Discounting is traditionally defined as the process of comparing the values of gains and losses that occur at different times. The gains and losses are often - but not always - expressed in terms of money. For example, which would you value more: $100 today, or $200 in 10 years? How about one cookie now, or two cookies in 10 years? To make these decisions, we discount. Discounting is important not just to our own decisions as individuals, but also to the collective decisions we make for policy and other matters. Discounting is especially important for very long-term issues. This includes many major environmental issues such as climate change. Indeed, many debates about how we should respond to climate change have focused on how we should discount. These debates have been particularly prominent in the aftermath of the Stern Review on the economics of climate change. Contributions to discussions of discounting have come from scholars in many fields, including economics, ethics, psychology, law, and environmental stuides, among others.
My Ph.D. research was on discounting. This research covered several aspects of discounting. Some philosophical research explores what exactly discounting is. Some ethics research critiques certain views on discounting and promotes others. Some psychological research examines how people discount. Finally, some applied research uses discounting to analyze climate change and other topics.
A running theme in my discounting research was the concept of spatial discounting. If temporal discounting is the process of comparing the values of gains and losses that occur at different times, then spatial discounting is the process of comparing the values of gains and losses that occur at different places. My Ph.D. dissertation focuses on spatial discounting, as do several related publications.
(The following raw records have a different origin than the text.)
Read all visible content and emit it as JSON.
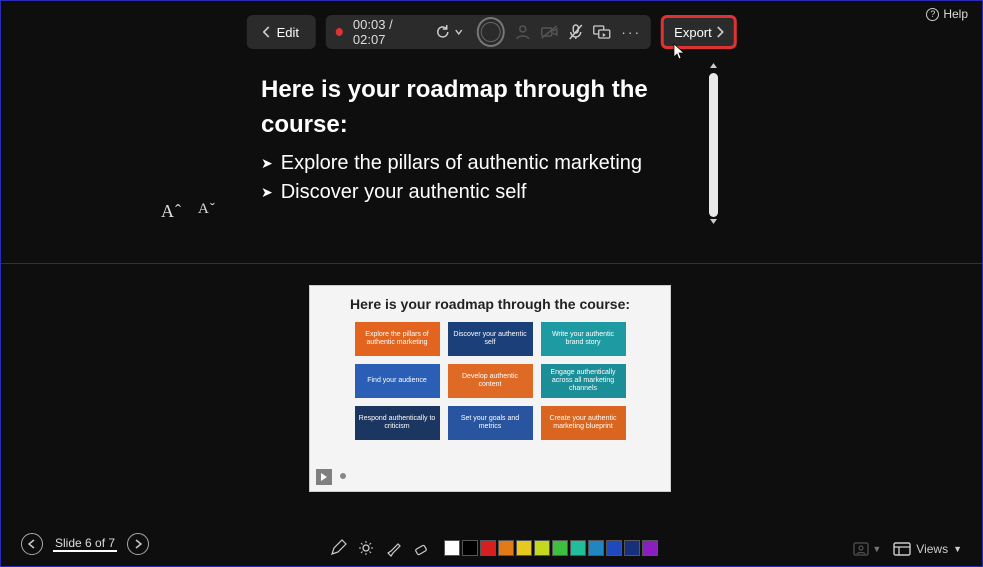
{
  "toolbar": {
    "edit_label": "Edit",
    "timer_current": "00:03",
    "timer_total": "02:07",
    "export_label": "Export"
  },
  "help_label": "Help",
  "notes": {
    "heading": "Here is your roadmap through the course:",
    "bullets": [
      "Explore the pillars of authentic marketing",
      "Discover your authentic self"
    ]
  },
  "font_controls": {
    "increase_glyph": "Aˆ",
    "decrease_glyph": "Aˇ"
  },
  "slide_preview": {
    "title": "Here is your roadmap through the course:",
    "cells": {
      "r1c1": "Explore the pillars of authentic marketing",
      "r1c2": "Discover your authentic self",
      "r1c3": "Write your authentic brand story",
      "r2c1": "Find your audience",
      "r2c2": "Develop authentic content",
      "r2c3": "Engage authentically across all marketing channels",
      "r3c1": "Respond authentically to criticism",
      "r3c2": "Set your goals and metrics",
      "r3c3": "Create your authentic marketing blueprint"
    }
  },
  "bottom": {
    "slide_counter": "Slide 6 of 7",
    "palette": [
      "#ffffff",
      "#000000",
      "#d81f1f",
      "#e27a17",
      "#e6c81f",
      "#c4d81f",
      "#3fbf3f",
      "#1fbf9b",
      "#1f86bf",
      "#1f4abf",
      "#16317a",
      "#8a1fbf"
    ],
    "views_label": "Views"
  }
}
My main publications on discounting are Discounting Across Space and Time in Climate Change Assessment, "Space-time discounting in climate change adaptation" and "Description, prescription and the choice of discount rates". There are also discussions of discounting in "Intrinsic ethics regarding integrated assessment models for climate management", "Is humanity doomed? Insights from astrobiology", "Cost-benefit analysis of space exploration: Some ethical considerations", "The 'Hidden' Social Costs of Forestry Offsets", and "Beyond the Ramsey model for climate change assessments".
For those new to discounting, I recommend "Against the social discount rate" (pdf) by Tyler Cowen and Derek Parfit and "Valuing future life and future lives: A framework for understanding discounting" (pdf) by Shane Frederick.
Created 8 Mar 2010 * Updated 20 Jun 2016